Mac Miller released his fourth album on Sept. 16, “The Divine Feminine,” and the funky, soulful beats will have
you nodding your head…and then wondering why you feel the sudden urge to text your ex.
The innovative rapper from The Burg’s newest album takes you on a journey of lust, sex, and the tug and pull that is young love. By releasing an album fully dedicated to love, Miller has shared with the world that he’s grown, that he has a heart, but also that his heart beats in his pants.
With the title, “The Divine Feminine,” a young female fan like myself would hope to hear songs dedicated to the boss essence of a woman. The admiration of the female mind and of female talent are aspects I have been so patiently waiting to hear in the rap music I listen to. This is something I was hoping to gain out of Miller’s newest album. It seems to be a pipe dream to believe any male rapper would write a verse enlightening about women, and this album is no exception.
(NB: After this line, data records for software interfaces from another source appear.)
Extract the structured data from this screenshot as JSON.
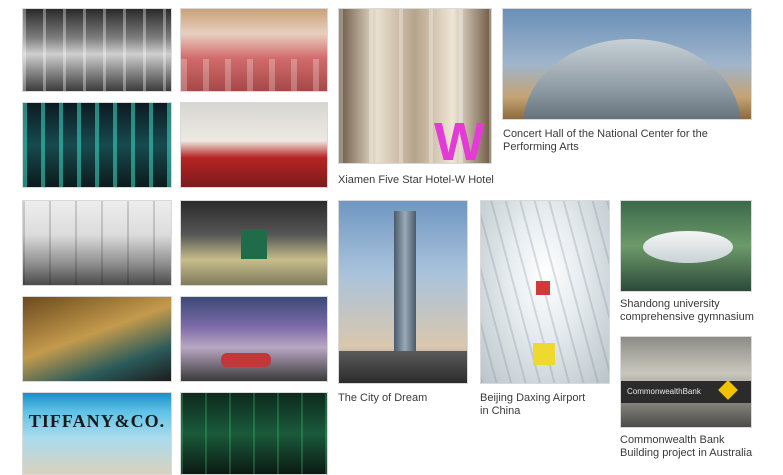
{
  "gallery": {
    "projects": [
      {
        "caption_line1": "Concert Hall of the National Center for the",
        "caption_line2": "Performing Arts"
      },
      {
        "caption_line1": "Xiamen Five Star Hotel-W Hotel"
      },
      {
        "caption_line1": "The City of Dream"
      },
      {
        "caption_line1": "Beijing Daxing Airport",
        "caption_line2": "in China"
      },
      {
        "caption_line1": "Shandong university",
        "caption_line2": "comprehensive gymnasium"
      },
      {
        "caption_line1": "Commonwealth Bank",
        "caption_line2": "Building project in Australia"
      }
    ],
    "photo_text": {
      "tiffany_sign": "TIFFANY&CO.",
      "w_logo": "W",
      "commonwealth_sign": "CommonwealthBank"
    }
  }
}
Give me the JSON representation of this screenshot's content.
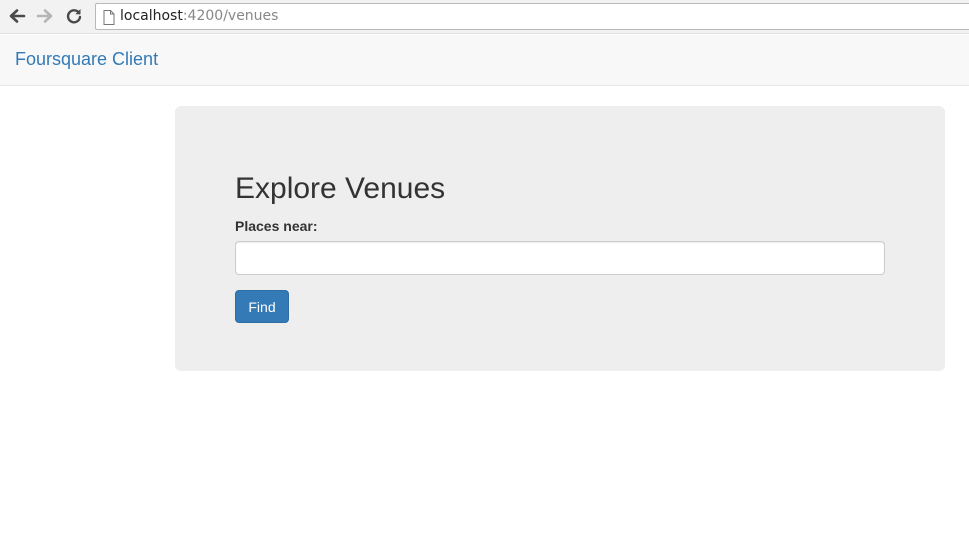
{
  "browser": {
    "url_host": "localhost",
    "url_rest": ":4200/venues",
    "icons": [
      "back-arrow-icon",
      "forward-arrow-icon",
      "reload-icon",
      "page-icon"
    ]
  },
  "navbar": {
    "brand": "Foursquare Client",
    "brand_color": "#337ab7"
  },
  "search": {
    "title": "Explore Venues",
    "label": "Places near:",
    "input_value": "",
    "button_label": "Find",
    "button_color": "#337ab7"
  }
}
On a brighter note, Miller makes one hell of a sex album. His drone out, raspy voice is the perfect match for the sultry lyrics that fill this album. The not safe for work track, “Skin,” captures Miller’s admiration for the divinity of the intimacy between two people.
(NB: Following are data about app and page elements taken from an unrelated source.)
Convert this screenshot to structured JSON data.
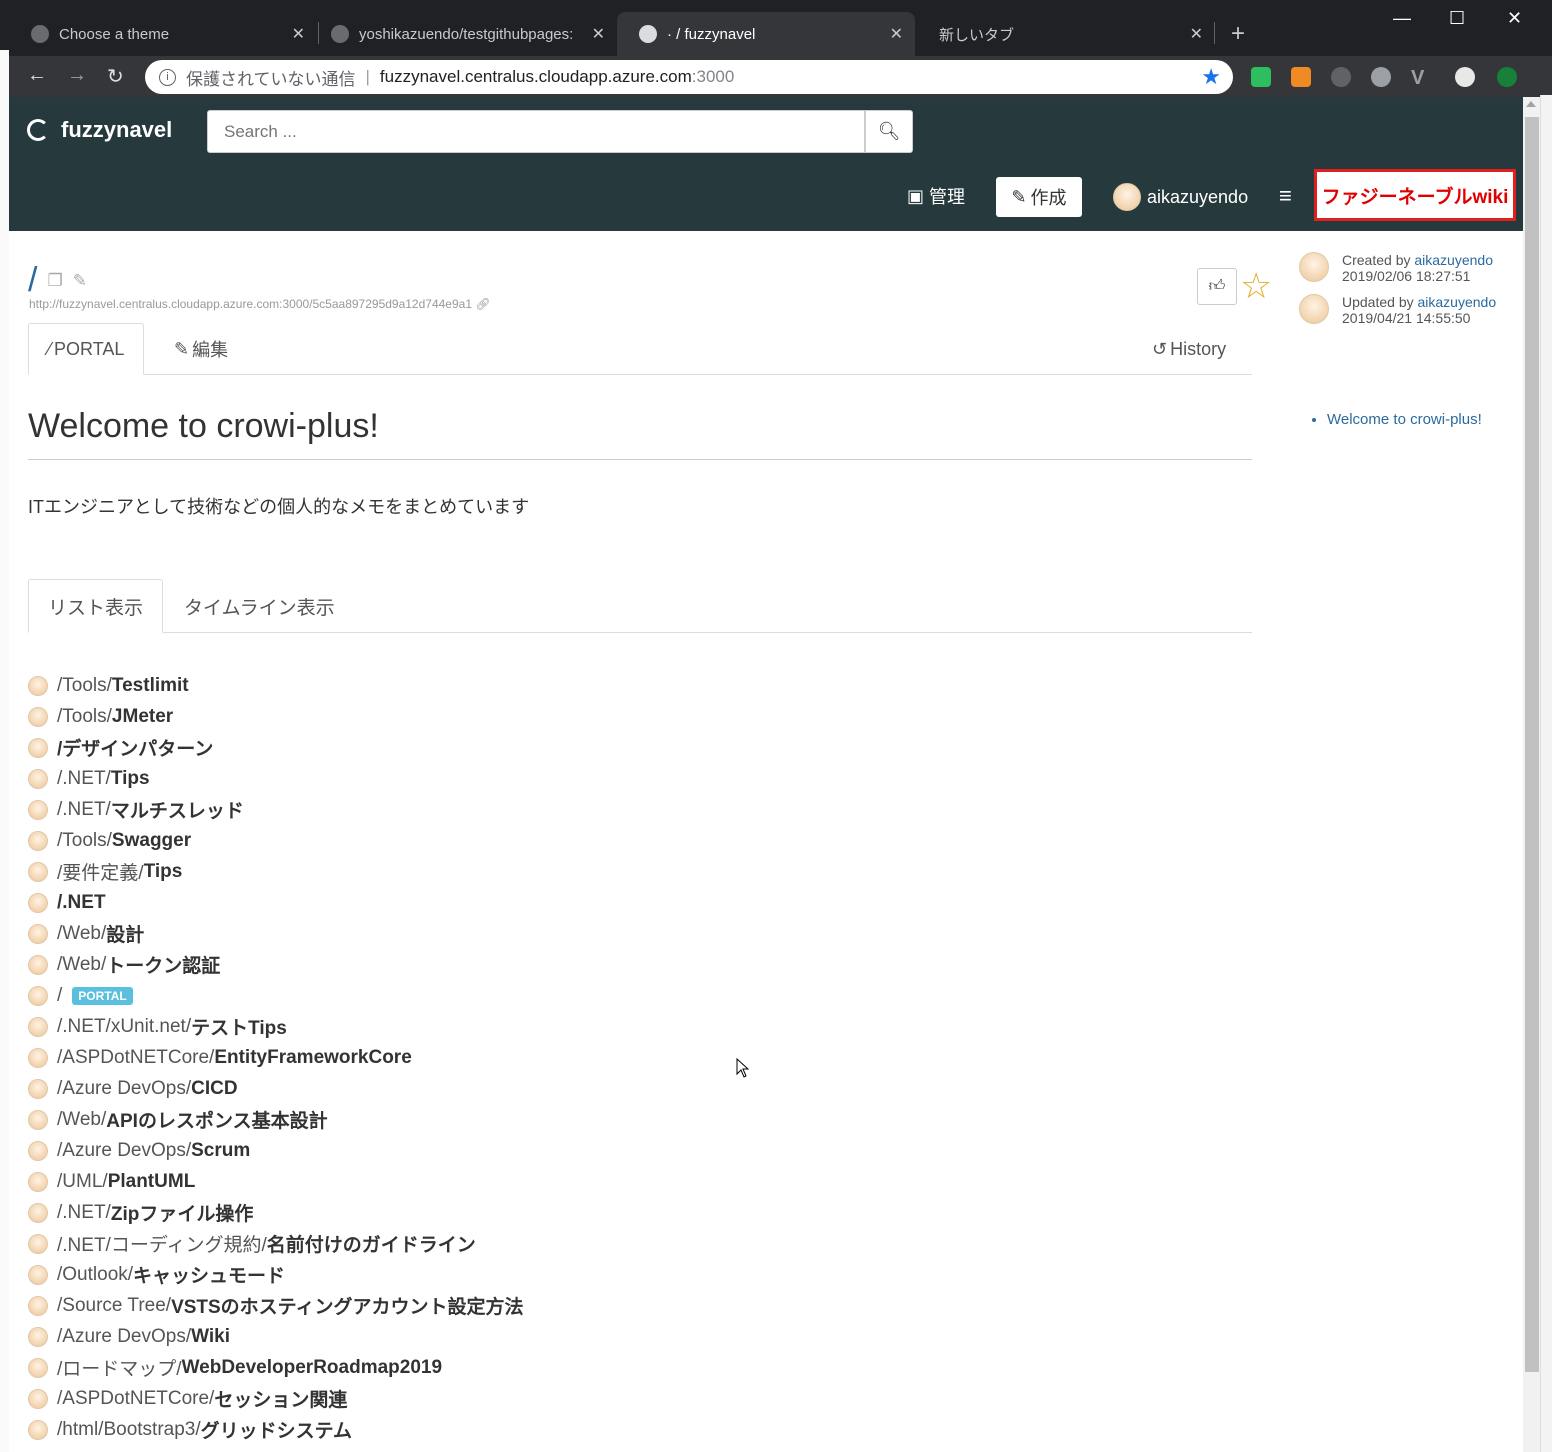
{
  "browser": {
    "tabs": [
      {
        "title": "Choose a theme",
        "active": false
      },
      {
        "title": "yoshikazuendo/testgithubpages:",
        "active": false
      },
      {
        "title": "· / fuzzynavel",
        "active": true
      },
      {
        "title": "新しいタブ",
        "active": false
      }
    ],
    "new_tab": "+",
    "window_controls": {
      "minimize": "—",
      "maximize": "☐",
      "close": "✕"
    },
    "address": {
      "security_label": "保護されていない通信",
      "host": "fuzzynavel.centralus.cloudapp.azure.com",
      "port": ":3000"
    }
  },
  "app": {
    "brand": "fuzzynavel",
    "search_placeholder": "Search ...",
    "nav": {
      "admin": "管理",
      "create": "作成",
      "user": "aikazuyendo",
      "wiki_brand": "ファジーネーブルwiki"
    }
  },
  "page": {
    "path": "/",
    "permalink": "http://fuzzynavel.centralus.cloudapp.azure.com:3000/5c5aa897295d9a12d744e9a1",
    "created": {
      "label": "Created by",
      "user": "aikazuyendo",
      "date": "2019/02/06 18:27:51"
    },
    "updated": {
      "label": "Updated by",
      "user": "aikazuyendo",
      "date": "2019/04/21 14:55:50"
    },
    "tabs": {
      "portal": "PORTAL",
      "edit": "編集",
      "history": "History"
    },
    "title": "Welcome to crowi-plus!",
    "description": "ITエンジニアとして技術などの個人的なメモをまとめています",
    "list_tabs": {
      "list": "リスト表示",
      "timeline": "タイムライン表示"
    },
    "toc": [
      "Welcome to crowi-plus!"
    ],
    "pages": [
      {
        "prefix": "/Tools/",
        "leaf": "Testlimit"
      },
      {
        "prefix": "/Tools/",
        "leaf": "JMeter"
      },
      {
        "prefix": "",
        "leaf": "/デザインパターン"
      },
      {
        "prefix": "/.NET/",
        "leaf": "Tips"
      },
      {
        "prefix": "/.NET/",
        "leaf": "マルチスレッド"
      },
      {
        "prefix": "/Tools/",
        "leaf": "Swagger"
      },
      {
        "prefix": "/要件定義/",
        "leaf": "Tips"
      },
      {
        "prefix": "",
        "leaf": "/.NET"
      },
      {
        "prefix": "/Web/",
        "leaf": "設計"
      },
      {
        "prefix": "/Web/",
        "leaf": "トークン認証"
      },
      {
        "prefix": "/",
        "leaf": "",
        "badge": "PORTAL"
      },
      {
        "prefix": "/.NET/xUnit.net/",
        "leaf": "テストTips"
      },
      {
        "prefix": "/ASPDotNETCore/",
        "leaf": "EntityFrameworkCore"
      },
      {
        "prefix": "/Azure DevOps/",
        "leaf": "CICD"
      },
      {
        "prefix": "/Web/",
        "leaf": "APIのレスポンス基本設計"
      },
      {
        "prefix": "/Azure DevOps/",
        "leaf": "Scrum"
      },
      {
        "prefix": "/UML/",
        "leaf": "PlantUML"
      },
      {
        "prefix": "/.NET/",
        "leaf": "Zipファイル操作"
      },
      {
        "prefix": "/.NET/コーディング規約/",
        "leaf": "名前付けのガイドライン"
      },
      {
        "prefix": "/Outlook/",
        "leaf": "キャッシュモード"
      },
      {
        "prefix": "/Source Tree/",
        "leaf": "VSTSのホスティングアカウント設定方法"
      },
      {
        "prefix": "/Azure DevOps/",
        "leaf": "Wiki"
      },
      {
        "prefix": "/ロードマップ/",
        "leaf": "WebDeveloperRoadmap2019"
      },
      {
        "prefix": "/ASPDotNETCore/",
        "leaf": "セッション関連"
      },
      {
        "prefix": "/html/Bootstrap3/",
        "leaf": "グリッドシステム"
      }
    ]
  },
  "colors": {
    "header_bg": "#263a3d",
    "tabstrip_bg": "#202124",
    "toolbar_bg": "#35363a",
    "link": "#2b6a9e",
    "wiki_brand_red": "#e00000",
    "badge": "#5bc0de"
  }
}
“I open up your legs and go straight for your heart,” Miller raps, further impressing his idea that love is created through sex.
This track wonderfully captures intimacy through steamy lyrics with trippy beats to match. Miller is genius in his combination of beats to lyrics, pulling out emotions that can’t be created in silence.
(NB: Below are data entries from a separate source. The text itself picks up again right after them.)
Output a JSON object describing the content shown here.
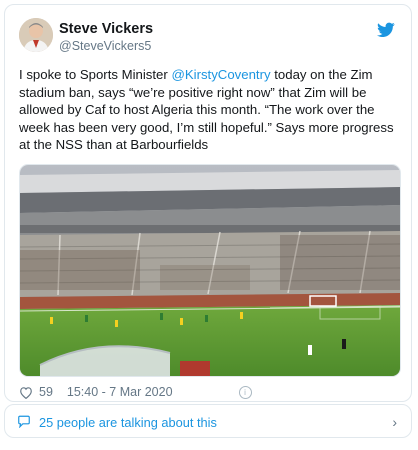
{
  "tweet": {
    "author_name": "Steve Vickers",
    "author_handle": "@SteveVickers5",
    "text_part1": "I spoke to Sports Minister ",
    "mention": "@KirstyCoventry",
    "text_part2": " today on the Zim stadium ban, says “we’re positive right now” that Zim will be allowed by Caf to host Algeria this month. “The work over the week has been very good, I’m still hopeful.” Says more progress at the NSS than at Barbourfields",
    "likes": "59",
    "timestamp": "15:40 - 7 Mar 2020"
  },
  "conversation": {
    "label": "25 people are talking about this"
  },
  "colors": {
    "accent": "#1b95e0",
    "text": "#14171a",
    "muted": "#657786",
    "border": "#e1e8ed"
  },
  "icons": [
    "twitter-bird-icon",
    "heart-icon",
    "info-icon",
    "speech-bubble-icon",
    "chevron-right-icon"
  ]
}
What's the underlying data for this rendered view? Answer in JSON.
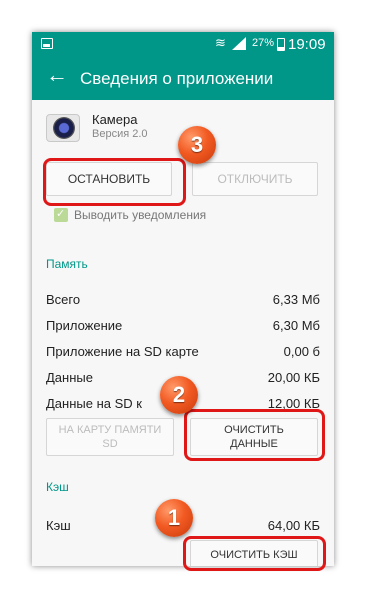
{
  "statusbar": {
    "battery": "27%",
    "time": "19:09"
  },
  "appbar": {
    "back": "←",
    "title": "Сведения о приложении"
  },
  "app": {
    "name": "Камера",
    "version": "Версия 2.0"
  },
  "buttons": {
    "stop": "ОСТАНОВИТЬ",
    "disable": "ОТКЛЮЧИТЬ",
    "move_sd_line1": "НА КАРТУ ПАМЯТИ",
    "move_sd_line2": "SD",
    "clear_data_line1": "ОЧИСТИТЬ",
    "clear_data_line2": "ДАННЫЕ",
    "clear_cache": "ОЧИСТИТЬ КЭШ"
  },
  "notifications": {
    "label": "Выводить уведомления",
    "checked": true
  },
  "memory": {
    "title": "Память",
    "rows": [
      {
        "label": "Всего",
        "value": "6,33 Мб"
      },
      {
        "label": "Приложение",
        "value": "6,30 Мб"
      },
      {
        "label": "Приложение на SD карте",
        "value": "0,00 б"
      },
      {
        "label": "Данные",
        "value": "20,00 КБ"
      },
      {
        "label": "Данные на SD к",
        "value": "12,00 КБ"
      }
    ]
  },
  "cache": {
    "title": "Кэш",
    "label": "Кэш",
    "value": "64,00 КБ"
  },
  "badges": [
    "3",
    "2",
    "1"
  ],
  "colors": {
    "accent": "#009688",
    "highlight": "#e01717",
    "badge": "#f25a22"
  }
}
Miller’s track, “We,” is another that will take you on a journey through feeling. The music travels through contrasting beachy tunes, to a steady drum beat, to celestial piano keys. This sound, combined with the feature of CeeLo Green’s angelic voice as a spiritual guide, creates a feeling similar to walking through the clouds.
“I can breathe I can breathe, so much better,” sung by Green, is the verse that sums up the effect of this song.
The theme of divine bedroom music stays strong in the trip that is “Planet God Damn.” This track lays down eccentric beats with the combination of artist Njomza’s seductive voice, making a dynamic creation that pleases and surprises the ears. This track creates the feeling of longing for closeness and affection. It wholly executes the relation between falling in love and an unearthly, paradisaical experience.
“We could lay up on the beach, you could feed me grapes,” raps Miller, composing the bliss of falling in love.
This track is also brilliant in that everyone wants to be told, “You just landed from the planet god damn.” What’s better than being referred to as beyond earthly, in the best way possible.
Miller ends the album in an almost perfect way, with another dope sex track featuring the brilliant Kendrick Lamar, titled, “God is fair, sexy, nasty.”
“Sexy, nasty, have no guideline, One day, four times, You don’t mind that I don’t care, Your divinity has turned me into a sinner, God is fair, And your beauty can even make hell have a winter.” Lamar describes sex in this verse as being intriguingly complicated. This verse alone is a masterful way to end the album.
The only downside to this otherwise killer ending track is the ending note from a grandmother type figure telling the love story of her and her husband. It fits the theme of Miller’s version of a love album, but the last thing you want to hear after listening to a song full of passionate lyrics is the love story of your grandparents. This was an interesting choice on Miller’s part, further setting him apart as the inventive artist that he is.